It works! El KO’s Vecna and his hordes of helpers — including the demo-dogs, demo-bats, and those vines — all fall away. This is an overwhelming, fast-moving scene, but it appears that El critically injures the villain in a way that makes him disconnect from the Upside Down hivemind. In the Upside Down (which is different than Vecna’s lair, so there’s two of him, apparently), the older teens hit the version of Vecna with all the plugged-in spidery tendrils with a molotov cocktail, effectively finishing him off, too. Only, he doesn’t seem that dead: before El’s face-off with the creature ends, he tells her, "This is only the beginning, the beginning of the end. You have already lost."

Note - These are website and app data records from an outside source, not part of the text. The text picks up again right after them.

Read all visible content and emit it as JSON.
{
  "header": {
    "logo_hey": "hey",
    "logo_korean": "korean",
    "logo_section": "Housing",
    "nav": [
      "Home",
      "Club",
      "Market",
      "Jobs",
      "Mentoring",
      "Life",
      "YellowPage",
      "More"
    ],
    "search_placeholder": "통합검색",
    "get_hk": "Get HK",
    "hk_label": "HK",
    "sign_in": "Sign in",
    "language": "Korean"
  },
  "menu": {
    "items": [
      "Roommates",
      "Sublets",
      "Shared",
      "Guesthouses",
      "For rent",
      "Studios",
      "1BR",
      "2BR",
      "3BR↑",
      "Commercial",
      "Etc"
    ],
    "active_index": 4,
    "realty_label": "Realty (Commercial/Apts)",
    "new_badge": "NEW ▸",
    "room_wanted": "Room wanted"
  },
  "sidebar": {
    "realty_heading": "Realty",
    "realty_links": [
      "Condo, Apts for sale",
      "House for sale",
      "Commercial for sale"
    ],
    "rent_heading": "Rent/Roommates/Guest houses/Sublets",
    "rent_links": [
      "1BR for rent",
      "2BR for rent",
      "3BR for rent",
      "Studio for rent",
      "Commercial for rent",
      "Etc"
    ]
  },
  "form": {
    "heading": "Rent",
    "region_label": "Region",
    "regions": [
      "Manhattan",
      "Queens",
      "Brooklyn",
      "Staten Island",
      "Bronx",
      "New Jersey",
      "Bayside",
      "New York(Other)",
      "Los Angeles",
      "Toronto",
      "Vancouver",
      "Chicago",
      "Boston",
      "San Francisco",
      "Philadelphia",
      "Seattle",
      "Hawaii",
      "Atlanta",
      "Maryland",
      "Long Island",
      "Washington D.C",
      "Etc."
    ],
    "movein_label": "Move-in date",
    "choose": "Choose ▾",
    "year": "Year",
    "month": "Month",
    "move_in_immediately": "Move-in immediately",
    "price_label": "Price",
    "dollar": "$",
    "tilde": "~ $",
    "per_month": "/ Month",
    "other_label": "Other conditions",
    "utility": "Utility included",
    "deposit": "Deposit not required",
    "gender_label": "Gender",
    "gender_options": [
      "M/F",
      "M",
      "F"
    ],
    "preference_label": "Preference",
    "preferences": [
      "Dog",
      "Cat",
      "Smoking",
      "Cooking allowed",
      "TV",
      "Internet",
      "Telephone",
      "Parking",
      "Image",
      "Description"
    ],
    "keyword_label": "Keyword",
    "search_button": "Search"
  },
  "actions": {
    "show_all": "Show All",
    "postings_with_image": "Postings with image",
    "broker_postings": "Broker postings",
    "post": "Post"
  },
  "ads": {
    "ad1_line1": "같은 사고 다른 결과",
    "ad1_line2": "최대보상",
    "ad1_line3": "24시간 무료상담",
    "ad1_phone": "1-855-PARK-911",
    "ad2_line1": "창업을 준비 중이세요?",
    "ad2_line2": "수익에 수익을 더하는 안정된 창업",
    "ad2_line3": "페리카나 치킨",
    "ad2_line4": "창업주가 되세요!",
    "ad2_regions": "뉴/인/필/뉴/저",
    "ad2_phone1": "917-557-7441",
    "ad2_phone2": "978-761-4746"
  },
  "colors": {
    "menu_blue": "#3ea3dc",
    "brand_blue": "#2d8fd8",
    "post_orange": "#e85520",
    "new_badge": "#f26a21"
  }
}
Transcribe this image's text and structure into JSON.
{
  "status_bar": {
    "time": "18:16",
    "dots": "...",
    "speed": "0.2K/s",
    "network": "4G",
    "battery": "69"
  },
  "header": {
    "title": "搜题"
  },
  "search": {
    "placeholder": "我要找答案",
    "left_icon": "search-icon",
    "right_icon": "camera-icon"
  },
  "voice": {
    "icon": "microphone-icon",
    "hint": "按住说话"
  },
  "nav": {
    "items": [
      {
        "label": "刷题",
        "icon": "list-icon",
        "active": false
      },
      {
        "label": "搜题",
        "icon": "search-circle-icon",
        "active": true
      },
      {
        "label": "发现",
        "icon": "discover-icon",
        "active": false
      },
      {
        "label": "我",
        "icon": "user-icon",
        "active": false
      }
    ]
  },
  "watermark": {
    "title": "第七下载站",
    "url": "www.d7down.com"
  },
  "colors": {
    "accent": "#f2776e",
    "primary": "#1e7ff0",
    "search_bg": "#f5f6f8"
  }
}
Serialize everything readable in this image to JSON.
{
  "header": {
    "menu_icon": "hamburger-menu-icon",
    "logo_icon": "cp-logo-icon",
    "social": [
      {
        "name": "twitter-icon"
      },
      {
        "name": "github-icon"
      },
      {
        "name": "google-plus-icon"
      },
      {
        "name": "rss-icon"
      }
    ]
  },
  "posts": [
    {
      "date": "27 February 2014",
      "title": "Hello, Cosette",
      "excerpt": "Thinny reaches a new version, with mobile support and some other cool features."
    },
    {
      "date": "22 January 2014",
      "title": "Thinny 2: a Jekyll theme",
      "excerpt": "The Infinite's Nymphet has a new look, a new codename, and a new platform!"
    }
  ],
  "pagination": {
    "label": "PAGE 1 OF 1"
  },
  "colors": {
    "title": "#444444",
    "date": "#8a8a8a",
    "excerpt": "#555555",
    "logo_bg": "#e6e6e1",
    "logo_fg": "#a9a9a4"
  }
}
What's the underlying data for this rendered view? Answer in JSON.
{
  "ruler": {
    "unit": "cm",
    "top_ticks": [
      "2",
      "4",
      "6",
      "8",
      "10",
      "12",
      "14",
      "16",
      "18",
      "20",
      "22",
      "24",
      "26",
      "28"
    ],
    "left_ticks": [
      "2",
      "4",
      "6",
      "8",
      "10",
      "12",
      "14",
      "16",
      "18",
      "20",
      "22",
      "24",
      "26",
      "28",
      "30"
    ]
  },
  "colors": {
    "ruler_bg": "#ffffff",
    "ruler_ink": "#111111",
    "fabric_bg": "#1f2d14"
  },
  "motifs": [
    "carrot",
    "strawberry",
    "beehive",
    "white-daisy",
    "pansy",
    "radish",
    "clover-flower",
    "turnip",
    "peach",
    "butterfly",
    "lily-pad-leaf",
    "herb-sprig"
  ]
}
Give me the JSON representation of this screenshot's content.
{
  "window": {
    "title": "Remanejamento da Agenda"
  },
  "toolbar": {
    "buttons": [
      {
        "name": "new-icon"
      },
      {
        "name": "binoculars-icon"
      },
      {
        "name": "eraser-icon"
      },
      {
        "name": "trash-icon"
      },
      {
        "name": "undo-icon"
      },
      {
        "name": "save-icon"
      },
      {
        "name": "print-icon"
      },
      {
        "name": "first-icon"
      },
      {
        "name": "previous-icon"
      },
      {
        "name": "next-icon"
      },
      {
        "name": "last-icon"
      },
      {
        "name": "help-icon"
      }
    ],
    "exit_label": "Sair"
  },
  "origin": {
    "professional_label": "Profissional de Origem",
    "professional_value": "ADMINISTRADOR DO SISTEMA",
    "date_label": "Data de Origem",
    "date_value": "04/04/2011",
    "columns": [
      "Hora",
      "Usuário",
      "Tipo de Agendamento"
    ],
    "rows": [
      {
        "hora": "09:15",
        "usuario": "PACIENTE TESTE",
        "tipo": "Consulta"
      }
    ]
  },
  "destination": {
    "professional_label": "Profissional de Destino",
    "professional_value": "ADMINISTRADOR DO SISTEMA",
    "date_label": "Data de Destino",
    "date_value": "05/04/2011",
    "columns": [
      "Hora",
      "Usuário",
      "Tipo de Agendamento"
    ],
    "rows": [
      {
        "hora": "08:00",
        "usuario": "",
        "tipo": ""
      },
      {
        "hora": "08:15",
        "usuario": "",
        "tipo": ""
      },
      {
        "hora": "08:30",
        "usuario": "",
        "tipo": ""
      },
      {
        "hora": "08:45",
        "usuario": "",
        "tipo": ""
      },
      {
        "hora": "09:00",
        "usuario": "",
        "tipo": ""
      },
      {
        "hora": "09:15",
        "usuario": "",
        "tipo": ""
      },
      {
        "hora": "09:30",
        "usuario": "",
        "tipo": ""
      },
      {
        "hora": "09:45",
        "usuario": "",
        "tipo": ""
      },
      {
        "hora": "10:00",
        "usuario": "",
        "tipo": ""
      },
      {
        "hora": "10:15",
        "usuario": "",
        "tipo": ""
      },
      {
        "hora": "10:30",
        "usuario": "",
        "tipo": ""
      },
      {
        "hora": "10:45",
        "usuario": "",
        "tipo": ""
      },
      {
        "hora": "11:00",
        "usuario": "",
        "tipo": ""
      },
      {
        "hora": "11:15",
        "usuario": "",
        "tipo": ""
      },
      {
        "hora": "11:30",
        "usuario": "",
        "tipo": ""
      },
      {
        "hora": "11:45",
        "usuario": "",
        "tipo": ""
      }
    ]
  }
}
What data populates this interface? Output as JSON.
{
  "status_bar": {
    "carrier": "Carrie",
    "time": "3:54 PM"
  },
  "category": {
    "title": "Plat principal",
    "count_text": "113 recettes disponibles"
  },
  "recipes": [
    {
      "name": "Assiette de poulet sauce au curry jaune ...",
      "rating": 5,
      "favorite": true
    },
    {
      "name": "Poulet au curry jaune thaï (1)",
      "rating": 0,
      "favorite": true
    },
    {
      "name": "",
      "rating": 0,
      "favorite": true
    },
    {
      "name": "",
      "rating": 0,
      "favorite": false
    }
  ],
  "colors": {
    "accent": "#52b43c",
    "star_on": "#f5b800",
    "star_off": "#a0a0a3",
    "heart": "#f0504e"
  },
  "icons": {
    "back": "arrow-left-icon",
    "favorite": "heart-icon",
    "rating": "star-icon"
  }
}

Heartbreak and ruin

Gaten Matarazzo, Joseph Quinn, Stranger Things

It turns out, he’s right. When the dust settles, the real-life Hawkins is in ruins, ravaged by a 7.4 earthquake that split the ground apart. Jason, laying on the fault line after his fight with Lucas, basically disintigrates, and he’s not the only casualty we know. By the time Dustin catches up to Eddie in the Upside Down, the rocker is bleeding from the mouth, having been bitten in ribbons by the demo-bats. "I didnt run away this time, right?" Eddie says. Dustin is there for him as he dies, a hero, even if no one else knows it.

Max isn’t faring much better. Vecna made her his final sacrifice, crumpling her up in much the same way he did with his past victims, and Lucas holds her as she admits in a panic that she can’t feel or see. She seems to die — doctors later say her heart stopped for over a minute — but El, still astral projecting, simply isn’t having it. She’s been by Max’s side this whole time, and is sobbing now, but she pulls herself together. Calmly and kindly, she whispers, "No, you’re not going." Somehow, as a blur of their memories rushes by, she makes Max’s heart beat again.

This whole season of "Stranger Things" has had a surprisingly religious through-line, from the townsfolks’ Christian zealotry to Vecna’s ritualized apocalypse to Max’s references to prayer, and in this moment, El seems almost angelic. The show has always grounded its fantasy elements in bits of sci-fi, too, and that could be the case here. El almost seems angelic or diety-like in her ability to resurrect her friend, but her powers have also obviously expanded since she regained them. It’s almost as if whatever dark hold Vecna holds over people, El has the opposite.

The new Upside Down

Joe Chrest, Stranger Things

Either way, when the action picks up two days after the fight, Max is alive but in a coma. Poor Lucas has already read all of "The Talisman" out loud to her. Some of the teens are helping out at the community center, where Dustin (noticably limping) tells Eddie’s uncle he was a hero. The news is calling Hawkins a gate to hell, opened by Eddie and the Hellfire cult, but Mr. Wheeler doesn’t trust all that BS. The pizza van gang makes it home, as do those the squad from Russia. Hopper and El reunite, and if we hadn’t already been crying for the last 40 minutes, we would be now. They’re not exactly happy, but they’re all together. Except, Will says he knows Vecna is still out there in some form or another. Then he gets a sudden chill, the same kind that indicated the Upside Down’s presence in season 2.

The season ends on an ominous, massive cliffhanger. Within moments of Hopper’s return, ash begins to fall. At the hospital, and the community center, and Hopper’s cabin, and Mike’s house, gray particles drift insidiously through the air while all our favorite characters look on. A group including the Byers family, the Wheeler siblings, and Hopper heads out to an open field. It looks like the one where the kids played in season 3, which may as well have been 100 years ago now. There’s a line straight through the blooming flowers: on one side, life. On the other, everything is dead and gray. On the horizon, red lightning cracks and black smoke chokes the sky. It’s Nancy’s vision, and Vecna’s dark dream realized: the Upside Down and the real world are now one and the same.